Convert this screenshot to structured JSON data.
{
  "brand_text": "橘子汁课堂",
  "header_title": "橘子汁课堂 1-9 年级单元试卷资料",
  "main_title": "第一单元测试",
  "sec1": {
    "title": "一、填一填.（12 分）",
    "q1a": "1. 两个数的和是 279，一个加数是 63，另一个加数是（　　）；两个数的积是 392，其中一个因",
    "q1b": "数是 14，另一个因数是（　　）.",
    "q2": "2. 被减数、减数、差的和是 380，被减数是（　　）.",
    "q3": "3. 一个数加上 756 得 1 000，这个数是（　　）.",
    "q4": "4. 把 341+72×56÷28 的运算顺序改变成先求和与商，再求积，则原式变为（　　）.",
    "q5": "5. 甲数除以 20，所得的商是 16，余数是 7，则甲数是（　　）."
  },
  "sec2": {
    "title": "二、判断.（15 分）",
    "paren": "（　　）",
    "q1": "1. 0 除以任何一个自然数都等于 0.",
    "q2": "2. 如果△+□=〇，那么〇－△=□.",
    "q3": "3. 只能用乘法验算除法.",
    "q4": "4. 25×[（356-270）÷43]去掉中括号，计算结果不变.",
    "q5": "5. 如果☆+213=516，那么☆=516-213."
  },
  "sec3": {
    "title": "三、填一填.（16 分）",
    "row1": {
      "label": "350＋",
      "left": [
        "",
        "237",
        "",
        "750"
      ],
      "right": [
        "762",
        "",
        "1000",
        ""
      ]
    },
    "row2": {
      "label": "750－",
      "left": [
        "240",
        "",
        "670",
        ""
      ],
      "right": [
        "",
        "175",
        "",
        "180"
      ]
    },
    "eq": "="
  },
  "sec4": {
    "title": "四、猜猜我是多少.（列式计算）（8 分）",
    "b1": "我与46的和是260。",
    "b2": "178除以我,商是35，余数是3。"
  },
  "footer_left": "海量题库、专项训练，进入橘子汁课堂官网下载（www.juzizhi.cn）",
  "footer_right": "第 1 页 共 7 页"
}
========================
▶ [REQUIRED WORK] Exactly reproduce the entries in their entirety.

▶ [SOLUTION TO THIS TASK]
Convert this screenshot to structured JSON data.
{
  "brand_text": "橘子汁课堂",
  "header_title": "橘子汁课堂 1-9 年级单元试卷资料",
  "main_title": "第一单元测试",
  "sec1": {
    "title": "一、填一填.（12 分）",
    "q1a": "1. 两个数的和是 279，一个加数是 63，另一个加数是（　　）；两个数的积是 392，其中一个因",
    "q1b": "数是 14，另一个因数是（　　）.",
    "q2": "2. 被减数、减数、差的和是 380，被减数是（　　）.",
    "q3": "3. 一个数加上 756 得 1 000，这个数是（　　）.",
    "q4": "4. 把 341+72×56÷28 的运算顺序改变成先求和与商，再求积，则原式变为（　　）.",
    "q5": "5. 甲数除以 20，所得的商是 16，余数是 7，则甲数是（　　）."
  },
  "sec2": {
    "title": "二、判断.（15 分）",
    "paren": "（　　）",
    "q1": "1. 0 除以任何一个自然数都等于 0.",
    "q2": "2. 如果△+□=〇，那么〇－△=□.",
    "q3": "3. 只能用乘法验算除法.",
    "q4": "4. 25×[（356-270）÷43]去掉中括号，计算结果不变.",
    "q5": "5. 如果☆+213=516，那么☆=516-213."
  },
  "sec3": {
    "title": "三、填一填.（16 分）",
    "row1": {
      "label": "350＋",
      "left": [
        "",
        "237",
        "",
        "750"
      ],
      "right": [
        "762",
        "",
        "1000",
        ""
      ]
    },
    "row2": {
      "label": "750－",
      "left": [
        "240",
        "",
        "670",
        ""
      ],
      "right": [
        "",
        "175",
        "",
        "180"
      ]
    },
    "eq": "="
  },
  "sec4": {
    "title": "四、猜猜我是多少.（列式计算）（8 分）",
    "b1": "我与46的和是260。",
    "b2": "178除以我,商是35，余数是3。"
  },
  "footer_left": "海量题库、专项训练，进入橘子汁课堂官网下载（www.juzizhi.cn）",
  "footer_right": "第 1 页 共 7 页"
}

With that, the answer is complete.